- Requirement: Copy out each line of the data that holds the word "icon".

* * *

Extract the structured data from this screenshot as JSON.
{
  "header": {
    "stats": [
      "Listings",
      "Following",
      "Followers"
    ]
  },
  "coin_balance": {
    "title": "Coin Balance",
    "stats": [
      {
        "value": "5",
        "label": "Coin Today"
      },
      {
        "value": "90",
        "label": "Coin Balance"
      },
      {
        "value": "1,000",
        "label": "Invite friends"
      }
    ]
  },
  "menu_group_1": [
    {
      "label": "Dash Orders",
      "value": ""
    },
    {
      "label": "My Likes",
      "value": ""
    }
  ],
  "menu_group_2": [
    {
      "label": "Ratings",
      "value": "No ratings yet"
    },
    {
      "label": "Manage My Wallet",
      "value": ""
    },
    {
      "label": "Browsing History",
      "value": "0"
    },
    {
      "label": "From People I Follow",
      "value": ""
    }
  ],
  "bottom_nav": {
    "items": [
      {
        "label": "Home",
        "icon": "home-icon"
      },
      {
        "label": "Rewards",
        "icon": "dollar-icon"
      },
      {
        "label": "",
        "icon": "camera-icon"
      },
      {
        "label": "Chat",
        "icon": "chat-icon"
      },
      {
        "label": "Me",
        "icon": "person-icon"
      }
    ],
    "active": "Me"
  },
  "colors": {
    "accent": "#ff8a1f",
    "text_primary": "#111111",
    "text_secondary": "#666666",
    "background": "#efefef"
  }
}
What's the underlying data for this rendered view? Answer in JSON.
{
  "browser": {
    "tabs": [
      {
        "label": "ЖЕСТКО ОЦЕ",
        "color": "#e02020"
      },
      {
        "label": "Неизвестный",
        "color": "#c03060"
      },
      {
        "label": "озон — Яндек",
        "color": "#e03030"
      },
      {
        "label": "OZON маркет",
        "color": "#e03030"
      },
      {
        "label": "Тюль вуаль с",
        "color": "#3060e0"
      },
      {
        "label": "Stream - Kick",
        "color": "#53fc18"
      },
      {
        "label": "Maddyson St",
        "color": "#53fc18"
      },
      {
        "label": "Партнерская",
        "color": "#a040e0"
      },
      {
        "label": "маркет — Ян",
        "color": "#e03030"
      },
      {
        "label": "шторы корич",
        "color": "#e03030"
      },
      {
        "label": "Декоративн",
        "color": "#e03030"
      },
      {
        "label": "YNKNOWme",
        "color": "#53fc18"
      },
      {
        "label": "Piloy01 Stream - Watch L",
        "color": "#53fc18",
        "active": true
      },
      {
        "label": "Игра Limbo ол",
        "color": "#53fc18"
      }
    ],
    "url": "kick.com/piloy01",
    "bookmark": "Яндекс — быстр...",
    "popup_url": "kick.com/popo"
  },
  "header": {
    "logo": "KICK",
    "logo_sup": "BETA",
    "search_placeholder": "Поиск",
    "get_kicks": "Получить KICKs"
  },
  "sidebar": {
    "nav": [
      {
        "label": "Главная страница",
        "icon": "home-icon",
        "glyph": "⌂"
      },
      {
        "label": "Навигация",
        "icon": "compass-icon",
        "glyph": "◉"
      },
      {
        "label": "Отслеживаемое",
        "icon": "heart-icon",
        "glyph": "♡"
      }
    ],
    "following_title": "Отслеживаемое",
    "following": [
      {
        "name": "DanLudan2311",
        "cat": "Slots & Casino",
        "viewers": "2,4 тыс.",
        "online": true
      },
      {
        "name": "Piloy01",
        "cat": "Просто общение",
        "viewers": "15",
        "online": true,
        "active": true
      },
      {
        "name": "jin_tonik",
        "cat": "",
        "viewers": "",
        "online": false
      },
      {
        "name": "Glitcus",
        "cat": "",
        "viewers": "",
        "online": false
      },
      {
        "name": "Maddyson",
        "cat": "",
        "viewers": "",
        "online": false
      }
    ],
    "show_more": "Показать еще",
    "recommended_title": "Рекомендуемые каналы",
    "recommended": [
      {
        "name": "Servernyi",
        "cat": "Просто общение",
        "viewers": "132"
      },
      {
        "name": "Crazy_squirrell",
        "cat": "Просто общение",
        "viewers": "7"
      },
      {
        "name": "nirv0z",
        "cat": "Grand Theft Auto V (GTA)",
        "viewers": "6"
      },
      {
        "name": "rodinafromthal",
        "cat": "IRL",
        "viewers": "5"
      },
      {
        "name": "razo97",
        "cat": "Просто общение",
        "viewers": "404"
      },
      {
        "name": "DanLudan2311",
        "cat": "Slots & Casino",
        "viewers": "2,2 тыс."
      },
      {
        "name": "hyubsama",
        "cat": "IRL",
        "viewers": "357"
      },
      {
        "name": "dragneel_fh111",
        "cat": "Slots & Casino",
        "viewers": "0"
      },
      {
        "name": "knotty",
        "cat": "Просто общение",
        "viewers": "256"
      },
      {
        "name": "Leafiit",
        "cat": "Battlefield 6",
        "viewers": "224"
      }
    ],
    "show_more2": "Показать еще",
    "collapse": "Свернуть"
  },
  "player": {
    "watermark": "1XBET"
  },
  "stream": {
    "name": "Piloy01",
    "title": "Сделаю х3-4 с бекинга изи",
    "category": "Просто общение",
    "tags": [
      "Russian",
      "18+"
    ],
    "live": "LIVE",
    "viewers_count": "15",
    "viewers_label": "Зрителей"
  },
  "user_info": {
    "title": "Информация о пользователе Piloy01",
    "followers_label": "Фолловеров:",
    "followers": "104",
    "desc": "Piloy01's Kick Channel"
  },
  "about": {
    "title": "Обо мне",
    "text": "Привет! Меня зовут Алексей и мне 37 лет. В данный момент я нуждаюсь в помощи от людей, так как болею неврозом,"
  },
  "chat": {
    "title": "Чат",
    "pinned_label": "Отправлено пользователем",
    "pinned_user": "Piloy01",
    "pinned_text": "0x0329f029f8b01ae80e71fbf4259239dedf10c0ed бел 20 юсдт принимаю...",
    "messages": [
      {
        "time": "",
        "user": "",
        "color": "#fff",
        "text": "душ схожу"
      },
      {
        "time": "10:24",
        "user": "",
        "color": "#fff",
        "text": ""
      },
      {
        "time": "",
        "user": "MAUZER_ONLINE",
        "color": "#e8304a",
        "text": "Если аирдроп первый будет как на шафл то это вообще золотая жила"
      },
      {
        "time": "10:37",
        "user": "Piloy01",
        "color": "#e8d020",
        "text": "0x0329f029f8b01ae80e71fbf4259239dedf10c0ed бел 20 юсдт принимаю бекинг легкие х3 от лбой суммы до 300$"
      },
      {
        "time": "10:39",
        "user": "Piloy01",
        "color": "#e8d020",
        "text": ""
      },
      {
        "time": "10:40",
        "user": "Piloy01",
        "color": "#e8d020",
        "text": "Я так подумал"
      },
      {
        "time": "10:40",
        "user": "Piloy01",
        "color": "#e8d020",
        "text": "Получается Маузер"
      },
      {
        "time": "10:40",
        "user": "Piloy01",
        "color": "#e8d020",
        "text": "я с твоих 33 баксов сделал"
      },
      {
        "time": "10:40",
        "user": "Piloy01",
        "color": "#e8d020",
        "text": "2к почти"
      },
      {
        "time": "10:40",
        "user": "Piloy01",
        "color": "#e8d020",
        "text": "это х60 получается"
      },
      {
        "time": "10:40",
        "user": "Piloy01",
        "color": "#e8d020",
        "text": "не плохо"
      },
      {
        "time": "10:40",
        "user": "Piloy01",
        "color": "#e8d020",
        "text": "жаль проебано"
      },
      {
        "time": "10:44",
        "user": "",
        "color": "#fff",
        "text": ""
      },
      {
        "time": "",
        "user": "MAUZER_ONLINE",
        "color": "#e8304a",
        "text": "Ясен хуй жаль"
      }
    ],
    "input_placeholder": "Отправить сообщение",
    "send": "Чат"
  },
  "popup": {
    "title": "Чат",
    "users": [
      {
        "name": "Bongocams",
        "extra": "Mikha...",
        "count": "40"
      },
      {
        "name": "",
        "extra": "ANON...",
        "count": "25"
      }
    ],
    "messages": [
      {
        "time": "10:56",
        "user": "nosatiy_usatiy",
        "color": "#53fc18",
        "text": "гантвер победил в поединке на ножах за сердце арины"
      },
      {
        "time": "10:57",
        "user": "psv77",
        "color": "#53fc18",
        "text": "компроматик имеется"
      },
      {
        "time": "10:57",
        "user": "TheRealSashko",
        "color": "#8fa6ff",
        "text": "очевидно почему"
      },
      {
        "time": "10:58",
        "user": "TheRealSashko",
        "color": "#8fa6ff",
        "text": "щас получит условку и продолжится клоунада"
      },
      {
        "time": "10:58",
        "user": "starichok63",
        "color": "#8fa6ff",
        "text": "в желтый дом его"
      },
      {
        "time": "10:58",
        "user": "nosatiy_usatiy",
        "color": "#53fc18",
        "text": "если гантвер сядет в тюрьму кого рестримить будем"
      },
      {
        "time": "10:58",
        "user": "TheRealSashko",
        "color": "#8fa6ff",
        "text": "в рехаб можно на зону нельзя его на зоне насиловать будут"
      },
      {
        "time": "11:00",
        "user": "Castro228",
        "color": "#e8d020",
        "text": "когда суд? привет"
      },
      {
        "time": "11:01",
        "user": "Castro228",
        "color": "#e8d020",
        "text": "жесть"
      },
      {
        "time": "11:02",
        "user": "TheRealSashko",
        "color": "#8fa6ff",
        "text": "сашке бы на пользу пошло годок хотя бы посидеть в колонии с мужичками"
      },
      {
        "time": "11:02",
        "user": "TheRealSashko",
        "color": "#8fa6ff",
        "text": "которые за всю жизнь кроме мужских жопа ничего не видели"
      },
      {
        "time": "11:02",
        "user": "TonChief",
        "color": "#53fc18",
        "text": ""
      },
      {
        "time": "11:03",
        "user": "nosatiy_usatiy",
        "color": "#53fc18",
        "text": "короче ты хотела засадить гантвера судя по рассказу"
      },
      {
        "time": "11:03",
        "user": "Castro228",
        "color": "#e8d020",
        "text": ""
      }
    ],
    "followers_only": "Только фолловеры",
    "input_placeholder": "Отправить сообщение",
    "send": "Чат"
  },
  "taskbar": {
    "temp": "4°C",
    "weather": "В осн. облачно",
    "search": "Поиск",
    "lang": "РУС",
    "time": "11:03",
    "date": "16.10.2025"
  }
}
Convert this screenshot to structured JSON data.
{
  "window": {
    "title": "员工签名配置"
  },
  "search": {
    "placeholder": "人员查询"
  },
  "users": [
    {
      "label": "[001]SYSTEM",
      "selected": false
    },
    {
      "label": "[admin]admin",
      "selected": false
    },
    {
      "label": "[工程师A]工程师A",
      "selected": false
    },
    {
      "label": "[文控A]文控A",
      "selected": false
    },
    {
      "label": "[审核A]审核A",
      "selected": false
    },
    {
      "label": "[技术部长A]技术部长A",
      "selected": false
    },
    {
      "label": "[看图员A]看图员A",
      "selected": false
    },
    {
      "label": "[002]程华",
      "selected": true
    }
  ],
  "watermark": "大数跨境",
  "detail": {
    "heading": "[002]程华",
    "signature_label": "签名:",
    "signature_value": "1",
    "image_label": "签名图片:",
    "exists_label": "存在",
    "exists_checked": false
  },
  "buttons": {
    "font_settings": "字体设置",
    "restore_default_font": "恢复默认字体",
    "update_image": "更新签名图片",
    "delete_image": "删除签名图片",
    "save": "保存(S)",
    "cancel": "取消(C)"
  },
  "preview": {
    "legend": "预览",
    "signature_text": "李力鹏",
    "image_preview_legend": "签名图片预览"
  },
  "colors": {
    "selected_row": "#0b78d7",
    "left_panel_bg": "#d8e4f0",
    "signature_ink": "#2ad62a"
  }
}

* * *

- Answer:
        "icon": "home-icon"
        "icon": "dollar-icon"
        "icon": "camera-icon"
        "icon": "chat-icon"
        "icon": "person-icon"
        "icon": "home-icon",
        "icon": "compass-icon",
        "icon": "heart-icon",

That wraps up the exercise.